Impetigo is caused by bacteria you may already recognize staph (staphylococcus) and strep (streptococcus). But in this case, it occurs on the skin. The most likely site of infection is where skin is already broken, such as around a bug bite that your child has scratched.

How kids typically get it
The infection is most common in children ages 2 through 5, and it’s often transmitted in crowded childcare settings. It’s also somewhat common among athletes in sports such as wrestling and football, where skin-to-skin contact occurs often. Impetigo likes humid, hot conditions, so it’s more common during the summer months.

How it spreads and how to stop it
Avoid touching your child’s rash. Because impetigo is a bacterial infection, it can spread through touch, says Dr. Playforth.

You should also be vigilant of what your kid touches. Impetigo can spread to others through towels, clothes and bedding that touched the infected person’s skin. So wash these items with hot water and dry on high. To that end, encourage your kid to keep her hands off her own body. The rash can spread that way, too.

How to care for it
As with other bacterial infections, you treat impetigo with antibiotics.

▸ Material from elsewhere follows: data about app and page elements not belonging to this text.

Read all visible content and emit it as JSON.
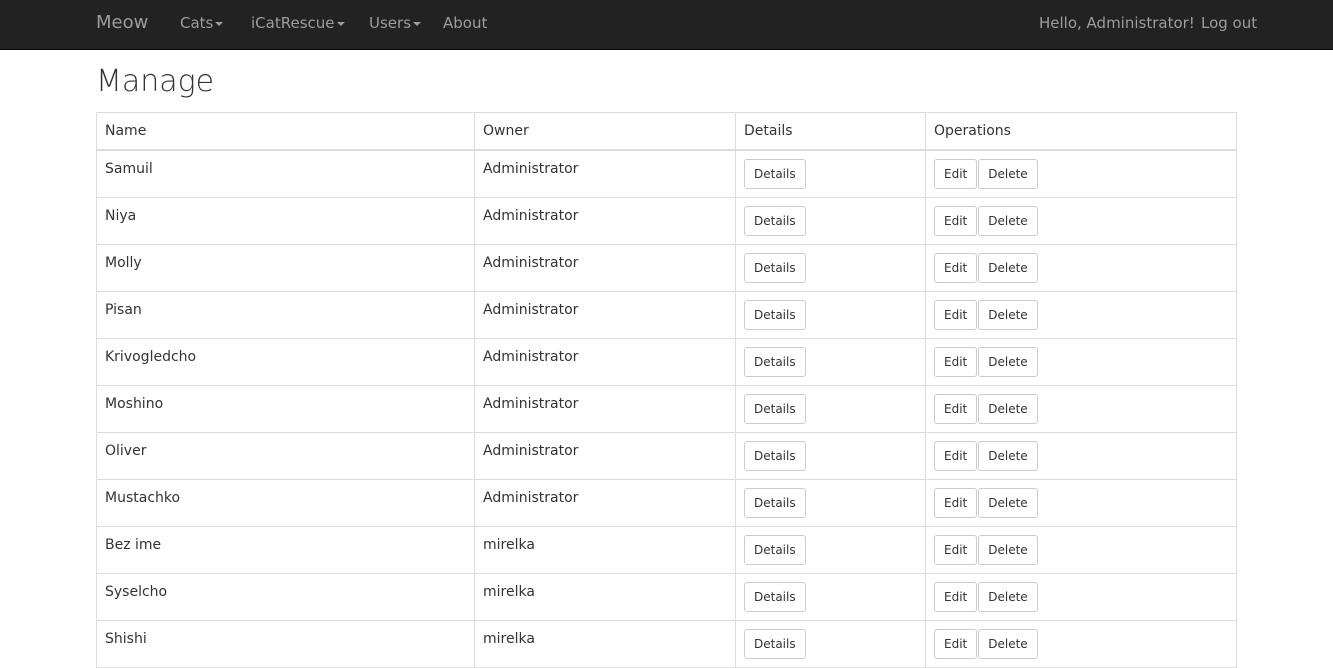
{
  "navbar": {
    "brand": "Meow",
    "menus": [
      "Cats",
      "iCatRescue",
      "Users"
    ],
    "about": "About",
    "greeting": "Hello, Administrator!",
    "logout": "Log out"
  },
  "page": {
    "title": "Manage"
  },
  "table": {
    "columns": [
      "Name",
      "Owner",
      "Details",
      "Operations"
    ],
    "rows": [
      {
        "name": "Samuil",
        "owner": "Administrator"
      },
      {
        "name": "Niya",
        "owner": "Administrator"
      },
      {
        "name": "Molly",
        "owner": "Administrator"
      },
      {
        "name": "Pisan",
        "owner": "Administrator"
      },
      {
        "name": "Krivogledcho",
        "owner": "Administrator"
      },
      {
        "name": "Moshino",
        "owner": "Administrator"
      },
      {
        "name": "Oliver",
        "owner": "Administrator"
      },
      {
        "name": "Mustachko",
        "owner": "Administrator"
      },
      {
        "name": "Bez ime",
        "owner": "mirelka"
      },
      {
        "name": "Syselcho",
        "owner": "mirelka"
      },
      {
        "name": "Shishi",
        "owner": "mirelka"
      }
    ],
    "details_label": "Details",
    "edit_label": "Edit",
    "delete_label": "Delete"
  }
}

The most common is the topical prescription cream mupirocin. Wear gloves when you apply it to your child’s blisters or at least wash your hands thoroughly afterward, says Dr. Playforth. In cases of severe impetigo, or when cream isn’t practical, the doctor may prescribe oral antibiotics instead.

Head lice

These tiny parasitic insects live close to the human scalp and feed on human blood. While they do not carry disease, they cause itching at the site of the bug bites. Scratching can lead to blisters, and left untreated, they can become infected.

How kids typically get it
Kids pick up lice from someone they’ve been in close contact with. The insects can also transfer to blankets, clothing or stuffed animals and then travel to another host. So if your child is at a sleepover and 1 kid has lice, chances are good the insects will spread into your home.

Children in day care and elementary school, along with the people they live with, are most likely to get head lice.

How it spreads and how to stop it
“The good news is that lice can’t fly or jump,” says Dr. Playforth. That means they travel only through direct contact.

Tell your children not to share anything that touches their head, such as hats, combs, brushes and barrettes. Also avoid scarves and towels. If your child plays a sport in which helmets are shared, you might consider offering disposable plastic hair liners to wear underneath.

How to care for it
Head lice medicines are sold over the counter or by prescription. Some kill only insects. Others, such as the prescription topical lotion spinosad, kill both lice and lice eggs. Spinosad is approved for use in children 6 months and older.

If you’re using a medicine that does not kill lice eggs, it’s important to apply a second treatment 7 to 9 days later. After washing the medicine out, comb the hair with a fine-toothed comb to get rid of the eggs. Then wash all your child’s towels and bedding. Use hot water and dry on high heat. For items that can’t be laundered, store them in a sealed plastic bag for 2 weeks. That’s long enough for the lice to die off.

Need to stock up on lice-busting supplies? Optum Store has you covered. Shop now.

Additional sources
Poison ivy, oak and sumac overview: American Academy of Pediatrics
Impetigo overview: Centers for Disease Control and Prevention
Head lice: Centers for Disease Control and Prevention